[Dataset excerpts]
-- Opening Marker --

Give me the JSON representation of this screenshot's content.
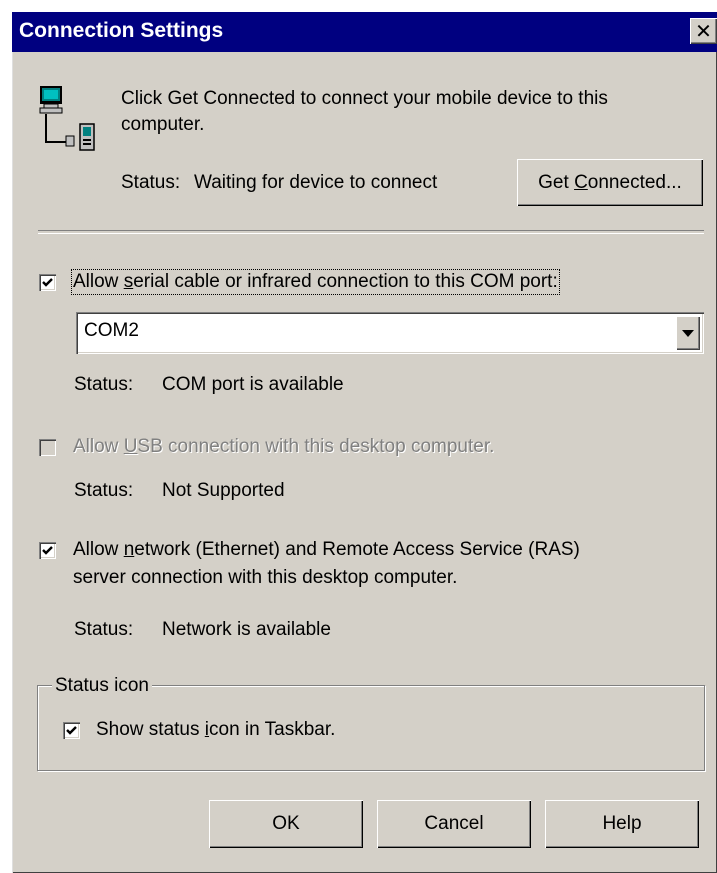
{
  "window": {
    "title": "Connection Settings",
    "close_glyph": "✕"
  },
  "intro": {
    "icon": "computer-device-connection-icon",
    "message_line1": "Click Get Connected to connect your mobile device to this",
    "message_line2": "computer.",
    "status_label": "Status:",
    "status_value": "Waiting for device to connect",
    "get_connected_pre": "Get ",
    "get_connected_mnemonic": "C",
    "get_connected_post": "onnected..."
  },
  "serial": {
    "checked": true,
    "label_pre": "Allow ",
    "label_mnemonic": "s",
    "label_post": "erial cable or infrared connection to this COM port:",
    "port_value": "COM2",
    "status_label": "Status:",
    "status_value": "COM port is available"
  },
  "usb": {
    "checked": false,
    "enabled": false,
    "label_pre": "Allow ",
    "label_mnemonic": "U",
    "label_post": "SB connection with this desktop computer.",
    "status_label": "Status:",
    "status_value": "Not Supported"
  },
  "network": {
    "checked": true,
    "label_line1_pre": "Allow ",
    "label_line1_mnemonic": "n",
    "label_line1_post": "etwork (Ethernet) and Remote Access Service (RAS)",
    "label_line2": "server connection with this desktop computer.",
    "status_label": "Status:",
    "status_value": "Network is available"
  },
  "status_icon_group": {
    "title": "Status icon",
    "checked": true,
    "label_pre": "Show status ",
    "label_mnemonic": "i",
    "label_post": "con in Taskbar."
  },
  "buttons": {
    "ok": "OK",
    "cancel": "Cancel",
    "help": "Help"
  },
  "colors": {
    "titlebar": "#000080",
    "face": "#d4d0c8",
    "disabled_text": "#808080"
  }
}
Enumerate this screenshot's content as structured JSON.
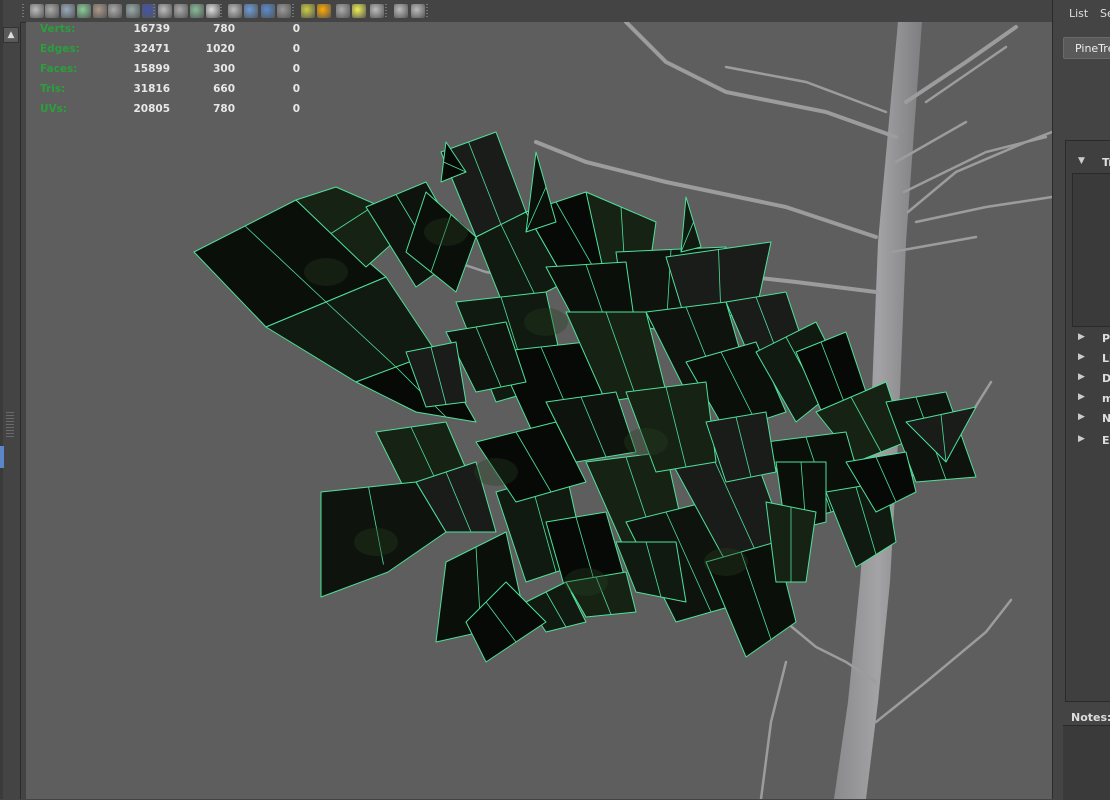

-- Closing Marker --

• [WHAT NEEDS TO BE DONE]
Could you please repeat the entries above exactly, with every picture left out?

• [SOLUTION FOR THIS PROBLEM]
Give me the JSON representation of this screenshot's content.
{
  "window": {
    "title": "Connection Settings",
    "close_glyph": "✕"
  },
  "intro": {
    "icon": "computer-device-connection-icon",
    "message_line1": "Click Get Connected to connect your mobile device to this",
    "message_line2": "computer.",
    "status_label": "Status:",
    "status_value": "Waiting for device to connect",
    "get_connected_pre": "Get ",
    "get_connected_mnemonic": "C",
    "get_connected_post": "onnected..."
  },
  "serial": {
    "checked": true,
    "label_pre": "Allow ",
    "label_mnemonic": "s",
    "label_post": "erial cable or infrared connection to this COM port:",
    "port_value": "COM2",
    "status_label": "Status:",
    "status_value": "COM port is available"
  },
  "usb": {
    "checked": false,
    "enabled": false,
    "label_pre": "Allow ",
    "label_mnemonic": "U",
    "label_post": "SB connection with this desktop computer.",
    "status_label": "Status:",
    "status_value": "Not Supported"
  },
  "network": {
    "checked": true,
    "label_line1_pre": "Allow ",
    "label_line1_mnemonic": "n",
    "label_line1_post": "etwork (Ethernet) and Remote Access Service (RAS)",
    "label_line2": "server connection with this desktop computer.",
    "status_label": "Status:",
    "status_value": "Network is available"
  },
  "status_icon_group": {
    "title": "Status icon",
    "checked": true,
    "label_pre": "Show status ",
    "label_mnemonic": "i",
    "label_post": "con in Taskbar."
  },
  "buttons": {
    "ok": "OK",
    "cancel": "Cancel",
    "help": "Help"
  },
  "colors": {
    "titlebar": "#000080",
    "face": "#d4d0c8",
    "disabled_text": "#808080"
  }
}
Enumerate this screenshot's content as structured JSON.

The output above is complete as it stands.